Stored data:

Content starts

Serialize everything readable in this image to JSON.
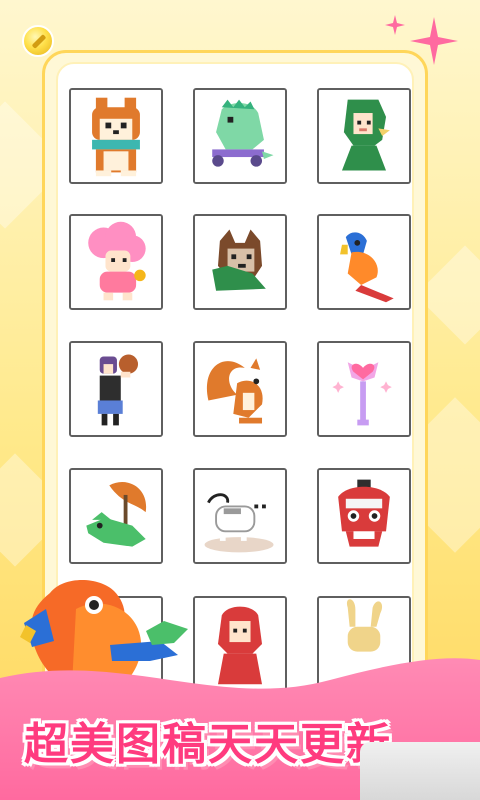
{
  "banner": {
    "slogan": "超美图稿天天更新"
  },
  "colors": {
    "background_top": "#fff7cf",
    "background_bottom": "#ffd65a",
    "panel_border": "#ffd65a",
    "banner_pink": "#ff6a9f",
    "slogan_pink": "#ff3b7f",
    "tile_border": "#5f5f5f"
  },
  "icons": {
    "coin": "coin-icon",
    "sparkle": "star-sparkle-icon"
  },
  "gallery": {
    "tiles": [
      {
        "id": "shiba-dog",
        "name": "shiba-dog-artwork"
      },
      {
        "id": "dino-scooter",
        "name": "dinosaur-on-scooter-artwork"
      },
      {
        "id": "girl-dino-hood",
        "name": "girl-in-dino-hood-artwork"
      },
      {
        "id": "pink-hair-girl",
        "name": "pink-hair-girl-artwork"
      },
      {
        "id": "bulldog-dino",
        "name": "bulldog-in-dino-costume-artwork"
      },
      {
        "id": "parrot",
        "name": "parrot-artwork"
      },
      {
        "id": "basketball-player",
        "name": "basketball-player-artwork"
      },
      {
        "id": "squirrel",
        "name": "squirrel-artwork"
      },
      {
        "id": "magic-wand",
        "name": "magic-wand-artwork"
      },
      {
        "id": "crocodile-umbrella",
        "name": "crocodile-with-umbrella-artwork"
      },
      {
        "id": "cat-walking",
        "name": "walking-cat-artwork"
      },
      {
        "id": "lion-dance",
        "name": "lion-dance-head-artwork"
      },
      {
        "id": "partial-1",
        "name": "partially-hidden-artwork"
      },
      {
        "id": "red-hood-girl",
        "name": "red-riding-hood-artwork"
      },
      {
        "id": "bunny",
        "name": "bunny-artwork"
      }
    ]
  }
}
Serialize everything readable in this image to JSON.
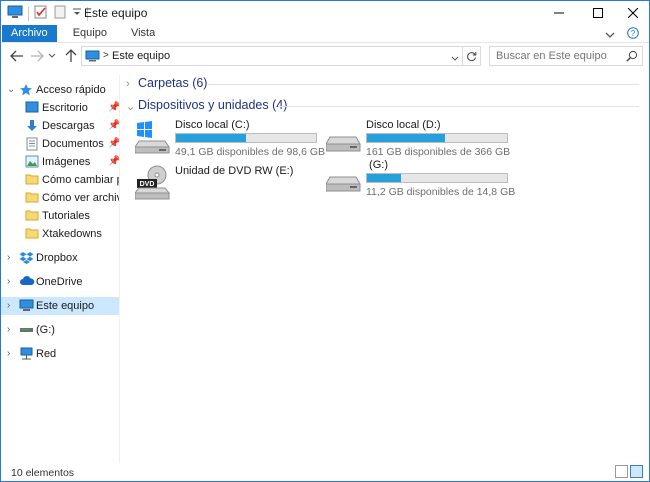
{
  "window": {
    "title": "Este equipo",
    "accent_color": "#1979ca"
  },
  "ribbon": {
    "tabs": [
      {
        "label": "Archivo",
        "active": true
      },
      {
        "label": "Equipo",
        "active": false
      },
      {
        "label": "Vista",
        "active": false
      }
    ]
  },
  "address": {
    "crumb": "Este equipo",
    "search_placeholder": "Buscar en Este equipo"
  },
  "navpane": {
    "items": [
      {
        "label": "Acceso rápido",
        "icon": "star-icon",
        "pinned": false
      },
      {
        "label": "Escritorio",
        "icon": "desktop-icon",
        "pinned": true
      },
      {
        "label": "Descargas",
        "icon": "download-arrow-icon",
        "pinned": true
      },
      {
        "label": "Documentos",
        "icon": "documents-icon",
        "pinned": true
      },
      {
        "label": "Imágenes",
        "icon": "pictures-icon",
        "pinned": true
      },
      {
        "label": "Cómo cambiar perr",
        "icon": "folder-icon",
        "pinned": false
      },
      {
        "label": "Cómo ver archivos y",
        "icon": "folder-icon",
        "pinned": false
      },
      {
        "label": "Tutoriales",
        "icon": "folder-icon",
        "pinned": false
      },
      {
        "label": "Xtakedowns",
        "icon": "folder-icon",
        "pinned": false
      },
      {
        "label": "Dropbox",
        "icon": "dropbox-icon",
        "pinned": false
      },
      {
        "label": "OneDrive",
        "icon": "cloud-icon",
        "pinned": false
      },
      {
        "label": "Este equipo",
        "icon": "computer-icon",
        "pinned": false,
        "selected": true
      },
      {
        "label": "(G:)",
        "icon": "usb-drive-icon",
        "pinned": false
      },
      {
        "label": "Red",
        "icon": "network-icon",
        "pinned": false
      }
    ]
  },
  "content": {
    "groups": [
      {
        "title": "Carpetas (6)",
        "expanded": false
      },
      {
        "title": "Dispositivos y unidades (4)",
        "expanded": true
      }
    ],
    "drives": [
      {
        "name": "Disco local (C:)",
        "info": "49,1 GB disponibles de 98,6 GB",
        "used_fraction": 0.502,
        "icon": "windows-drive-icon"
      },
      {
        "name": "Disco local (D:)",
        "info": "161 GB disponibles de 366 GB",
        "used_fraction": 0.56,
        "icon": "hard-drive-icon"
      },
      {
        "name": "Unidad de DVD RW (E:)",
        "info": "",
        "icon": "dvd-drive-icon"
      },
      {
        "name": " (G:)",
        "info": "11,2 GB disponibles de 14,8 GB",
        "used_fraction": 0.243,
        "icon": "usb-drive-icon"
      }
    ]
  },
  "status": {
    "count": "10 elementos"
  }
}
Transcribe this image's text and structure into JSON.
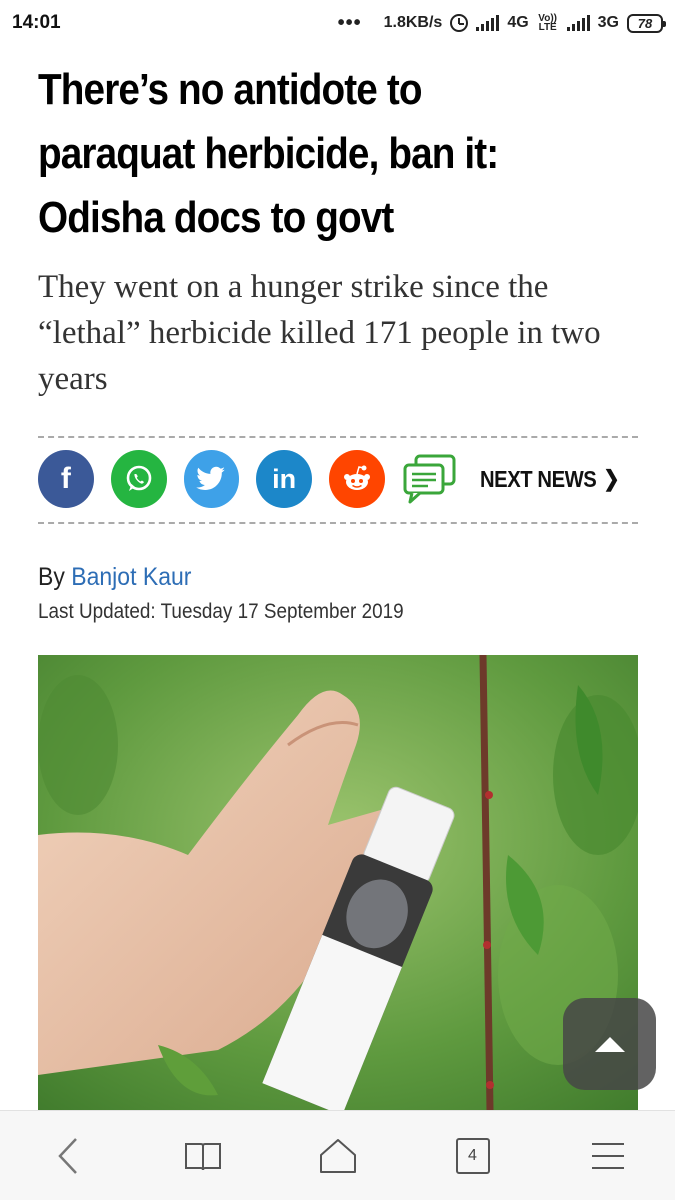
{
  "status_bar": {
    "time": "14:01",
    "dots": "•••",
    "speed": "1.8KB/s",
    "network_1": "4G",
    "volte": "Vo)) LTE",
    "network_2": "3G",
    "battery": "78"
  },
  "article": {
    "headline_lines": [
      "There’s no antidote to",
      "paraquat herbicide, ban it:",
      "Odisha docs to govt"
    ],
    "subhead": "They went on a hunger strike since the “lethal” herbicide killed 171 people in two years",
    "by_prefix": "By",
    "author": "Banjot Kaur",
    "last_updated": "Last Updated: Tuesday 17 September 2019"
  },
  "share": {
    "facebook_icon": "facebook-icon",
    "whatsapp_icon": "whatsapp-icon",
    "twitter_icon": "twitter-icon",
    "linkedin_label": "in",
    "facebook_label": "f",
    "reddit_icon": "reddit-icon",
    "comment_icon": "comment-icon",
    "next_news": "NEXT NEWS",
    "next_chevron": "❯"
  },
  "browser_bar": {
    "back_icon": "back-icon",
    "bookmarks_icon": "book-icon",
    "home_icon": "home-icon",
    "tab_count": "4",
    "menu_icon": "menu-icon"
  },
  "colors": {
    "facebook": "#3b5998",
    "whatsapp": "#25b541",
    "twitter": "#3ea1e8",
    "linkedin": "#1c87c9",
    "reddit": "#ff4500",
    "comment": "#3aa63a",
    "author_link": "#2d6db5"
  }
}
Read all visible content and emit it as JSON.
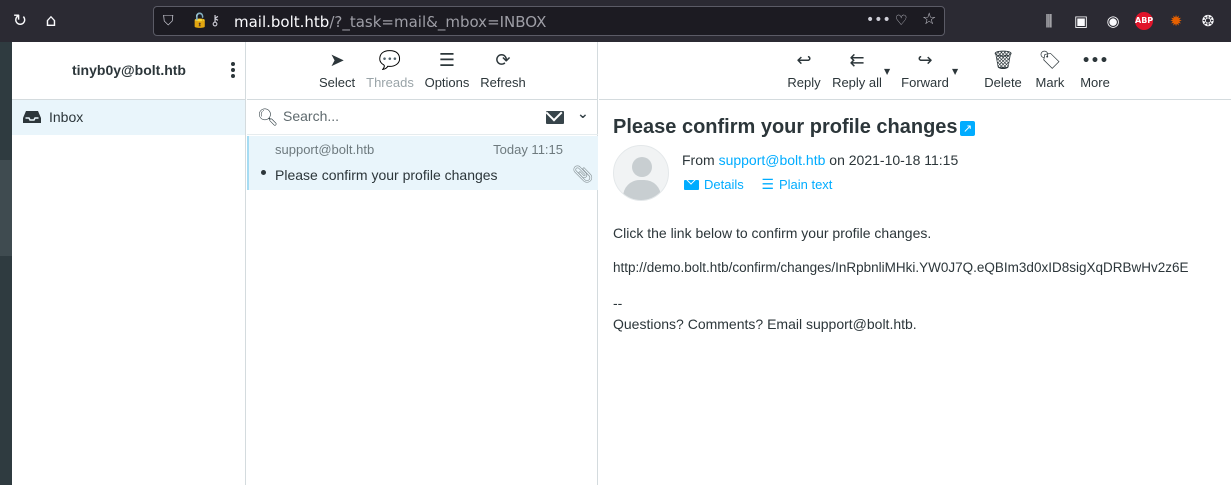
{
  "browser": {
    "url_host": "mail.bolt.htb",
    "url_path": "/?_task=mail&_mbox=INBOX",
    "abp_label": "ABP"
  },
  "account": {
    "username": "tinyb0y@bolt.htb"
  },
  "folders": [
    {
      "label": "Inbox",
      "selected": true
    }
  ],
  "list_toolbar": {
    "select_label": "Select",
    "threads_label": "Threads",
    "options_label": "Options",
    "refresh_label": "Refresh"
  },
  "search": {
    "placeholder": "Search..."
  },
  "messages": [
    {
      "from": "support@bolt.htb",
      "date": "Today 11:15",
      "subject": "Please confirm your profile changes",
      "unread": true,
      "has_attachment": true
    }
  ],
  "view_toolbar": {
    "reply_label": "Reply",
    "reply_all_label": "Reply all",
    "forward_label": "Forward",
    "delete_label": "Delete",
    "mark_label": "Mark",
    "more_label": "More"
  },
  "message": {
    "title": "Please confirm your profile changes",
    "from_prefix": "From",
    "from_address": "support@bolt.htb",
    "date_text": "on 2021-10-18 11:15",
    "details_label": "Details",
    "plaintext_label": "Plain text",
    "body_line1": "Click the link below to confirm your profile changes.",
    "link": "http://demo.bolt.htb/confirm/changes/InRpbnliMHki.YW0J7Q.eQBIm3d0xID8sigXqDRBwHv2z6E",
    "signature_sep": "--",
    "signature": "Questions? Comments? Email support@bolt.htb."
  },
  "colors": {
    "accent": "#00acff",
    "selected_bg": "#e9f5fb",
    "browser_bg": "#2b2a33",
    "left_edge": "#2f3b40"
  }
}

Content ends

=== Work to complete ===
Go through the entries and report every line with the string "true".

=== Written response ===
        "active": true
        "pinned": true
        "pinned": true
        "pinned": true
        "pinned": true
        "selected": true
        "expanded": true
      "selected": true
      "unread": true,
      "has_attachment": true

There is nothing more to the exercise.